Laurie makes the point that Australians do, by and large, want to understand the issues and have their voice heard. I suspect that he's giving the average bogan a bit too much credit on the former point - anyone who shouts "My team won!" after an election should stick to football, IMO, but that's another issue. Nonetheless, there are enough people who do want to understand the issues and their desire for insight and analysis simply isn't being fulfilled by old media.

So, again:

Prediction 4. Bloggers will start to usurp the role of determining what is news.

Absolutely. And that's because the traditional news media suck at it.

For example: the ABC News recently reported that the United States would be withdrawing all of its troops from Iraq, "despite a request for 5000 troops to remain in the country." This sounds like Barack Obama (belatedly) honouring one of his election promises. Hooray! What the ABC didn't state, however, was that the reason that the USA is pulling its troops ahead of schedule is that the Iraqi government has refused to grant US soldiers continuing immunity from prosecution. In other words, if they're going to shoot innocent people, torture "suspected" terrorists (or anyone, for that matter) or shoot from helicopter gunships at unarmed civilians and journalists - and laugh about it - then they're going to have to answer for their actions in court. That's hardly an unreasonable request from a sovereign government, is it? The ABC didn't even bother to mention the fact that these two decisions were related in any way. Dumbing down the news? You tell me.

So why would someone who's even moderately well-informed use old media to acquire news when they know it's not only slow (23 hours old? That's not news!), but also not telling the whole story and not providing any insightful commentary? Seriously? By the time the ABC News rolls around at whenever it's on, it's been out on Twitter all day, all over the blogosphere, bloggers have commented on it (obviously with their own biases), have been rebutted by other bloggers and commentators  (key point here), have engaged in debate and clarified any misunderstandings - and all of this before some talking head gets given a script on an autocue that was based on the very first reading of the tweet anyway.

So how do old media stay relevant?
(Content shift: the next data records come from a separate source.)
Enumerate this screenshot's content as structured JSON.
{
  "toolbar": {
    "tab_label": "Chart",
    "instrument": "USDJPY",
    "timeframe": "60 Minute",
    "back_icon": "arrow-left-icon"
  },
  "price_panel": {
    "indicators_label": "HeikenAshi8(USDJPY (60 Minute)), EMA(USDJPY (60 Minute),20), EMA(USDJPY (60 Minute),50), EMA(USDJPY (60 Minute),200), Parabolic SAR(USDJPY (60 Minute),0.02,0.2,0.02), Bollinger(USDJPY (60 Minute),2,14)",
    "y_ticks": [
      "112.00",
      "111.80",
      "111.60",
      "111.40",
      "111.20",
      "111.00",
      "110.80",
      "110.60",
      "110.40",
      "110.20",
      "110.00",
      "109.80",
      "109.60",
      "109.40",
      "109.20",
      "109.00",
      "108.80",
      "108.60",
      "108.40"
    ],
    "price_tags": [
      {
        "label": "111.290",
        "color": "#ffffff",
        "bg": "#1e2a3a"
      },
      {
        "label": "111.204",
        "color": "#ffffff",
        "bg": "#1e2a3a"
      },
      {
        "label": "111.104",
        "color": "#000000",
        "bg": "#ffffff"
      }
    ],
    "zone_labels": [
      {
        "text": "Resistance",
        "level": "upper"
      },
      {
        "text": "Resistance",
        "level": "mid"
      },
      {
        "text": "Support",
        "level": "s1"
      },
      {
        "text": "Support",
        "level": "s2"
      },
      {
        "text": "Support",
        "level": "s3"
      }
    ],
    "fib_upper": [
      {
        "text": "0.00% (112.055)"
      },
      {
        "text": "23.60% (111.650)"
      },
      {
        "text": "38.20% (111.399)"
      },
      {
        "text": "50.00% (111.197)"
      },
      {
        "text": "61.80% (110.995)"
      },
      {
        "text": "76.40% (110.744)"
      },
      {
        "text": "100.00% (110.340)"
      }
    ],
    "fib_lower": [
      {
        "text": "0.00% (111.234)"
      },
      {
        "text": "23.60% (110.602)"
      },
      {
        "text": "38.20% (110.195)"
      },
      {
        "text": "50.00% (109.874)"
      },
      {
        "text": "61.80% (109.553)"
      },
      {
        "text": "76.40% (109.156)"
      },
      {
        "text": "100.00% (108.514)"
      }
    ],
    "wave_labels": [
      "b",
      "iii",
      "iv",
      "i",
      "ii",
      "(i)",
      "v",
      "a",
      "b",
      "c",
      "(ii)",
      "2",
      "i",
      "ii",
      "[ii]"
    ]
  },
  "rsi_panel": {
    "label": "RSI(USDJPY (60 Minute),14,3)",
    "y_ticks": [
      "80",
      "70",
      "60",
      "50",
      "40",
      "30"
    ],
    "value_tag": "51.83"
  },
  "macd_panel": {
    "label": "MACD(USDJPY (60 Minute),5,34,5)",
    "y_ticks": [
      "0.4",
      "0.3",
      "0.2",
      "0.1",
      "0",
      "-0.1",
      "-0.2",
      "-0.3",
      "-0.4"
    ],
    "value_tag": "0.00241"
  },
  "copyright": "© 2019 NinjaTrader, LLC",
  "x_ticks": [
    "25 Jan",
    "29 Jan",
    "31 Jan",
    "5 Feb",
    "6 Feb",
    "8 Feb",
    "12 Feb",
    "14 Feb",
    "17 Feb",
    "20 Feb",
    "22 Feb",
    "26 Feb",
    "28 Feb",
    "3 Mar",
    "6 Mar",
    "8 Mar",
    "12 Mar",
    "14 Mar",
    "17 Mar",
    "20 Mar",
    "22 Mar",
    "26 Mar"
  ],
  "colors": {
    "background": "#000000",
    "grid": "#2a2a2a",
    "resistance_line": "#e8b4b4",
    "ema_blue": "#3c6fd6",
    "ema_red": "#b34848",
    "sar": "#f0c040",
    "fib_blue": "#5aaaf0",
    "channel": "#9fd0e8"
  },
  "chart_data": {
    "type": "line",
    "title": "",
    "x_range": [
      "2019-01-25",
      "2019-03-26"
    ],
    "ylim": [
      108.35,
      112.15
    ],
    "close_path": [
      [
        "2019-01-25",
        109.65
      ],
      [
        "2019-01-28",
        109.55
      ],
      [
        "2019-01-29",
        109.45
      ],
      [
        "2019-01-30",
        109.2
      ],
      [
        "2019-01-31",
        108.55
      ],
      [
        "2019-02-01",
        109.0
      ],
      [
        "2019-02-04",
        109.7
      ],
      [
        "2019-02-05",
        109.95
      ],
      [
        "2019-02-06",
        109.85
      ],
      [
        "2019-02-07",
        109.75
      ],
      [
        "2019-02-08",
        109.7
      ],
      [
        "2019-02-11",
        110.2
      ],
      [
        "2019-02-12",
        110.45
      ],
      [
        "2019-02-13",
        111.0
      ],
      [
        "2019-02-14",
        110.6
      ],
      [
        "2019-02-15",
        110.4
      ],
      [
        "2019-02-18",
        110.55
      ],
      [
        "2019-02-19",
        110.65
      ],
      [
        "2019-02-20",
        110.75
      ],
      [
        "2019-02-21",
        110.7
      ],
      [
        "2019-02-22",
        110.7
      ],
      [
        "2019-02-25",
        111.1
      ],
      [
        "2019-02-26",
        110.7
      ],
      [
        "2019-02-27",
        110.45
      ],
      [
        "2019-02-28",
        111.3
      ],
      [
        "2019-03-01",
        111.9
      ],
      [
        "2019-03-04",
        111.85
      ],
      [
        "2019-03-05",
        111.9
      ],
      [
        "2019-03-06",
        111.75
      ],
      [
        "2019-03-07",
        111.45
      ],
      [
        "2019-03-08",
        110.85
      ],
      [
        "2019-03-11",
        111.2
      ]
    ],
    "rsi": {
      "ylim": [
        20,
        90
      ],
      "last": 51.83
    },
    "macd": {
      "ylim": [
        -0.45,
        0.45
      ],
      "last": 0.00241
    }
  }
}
Well, by not being old media, for one - but equally, not trying to be the new media. There's a place for bloggers and tweeters, and some of them are excellent commentators and are very insightful. There's a very strong market for insightful, informed political commentary and this is where the "old" media need to step up to the plate.

  1. Provide the analysis and the insight that you claim the blogosphere doesn't have.

  2. Engage with people (i.e. your audience) directly. Allow them to post comments on your articles, and respond with the dignity, maturity and insight that you claim that the blogosphere lacks.

  3. Maintain your professional reputation as if your life and livelihood depend on it - because they do, and if you haven't realised that already then you really do suck at your job and you should quit. A journalist's integrity must be their paramount concern, and the reason that people hold old media in so much contempt is simply that they don't believe that there is any integrity any more. Who trusts Rupert? Or James Packer? And why on earth should they, given all the evidence to the contrary?

One last comment:

But we DON'T need to convey the impression that everyone involved in politics is deceptive, venal or useless.

Because, apart from anything else, it's not true.

I'd add to that: journalists may want to portray everyone in politics as deceptive, venal or useless, but the rest of the public sees journalists in exactly the same light.

This isn't a dig at Laurie or a few other notable exceptions, but to the wider profession: Pot? Kettle?

I honestly do worry about what's going to happen once the likes of Laurie Oakes and George Negus retire. We need political journalists who ask the hard questions, but I don't think we as a nation are going to realise just what we stand to lose once they're gone until they are gone - by which time it'll be too late for them to train a new generation of journalists in the honourable version of their craft.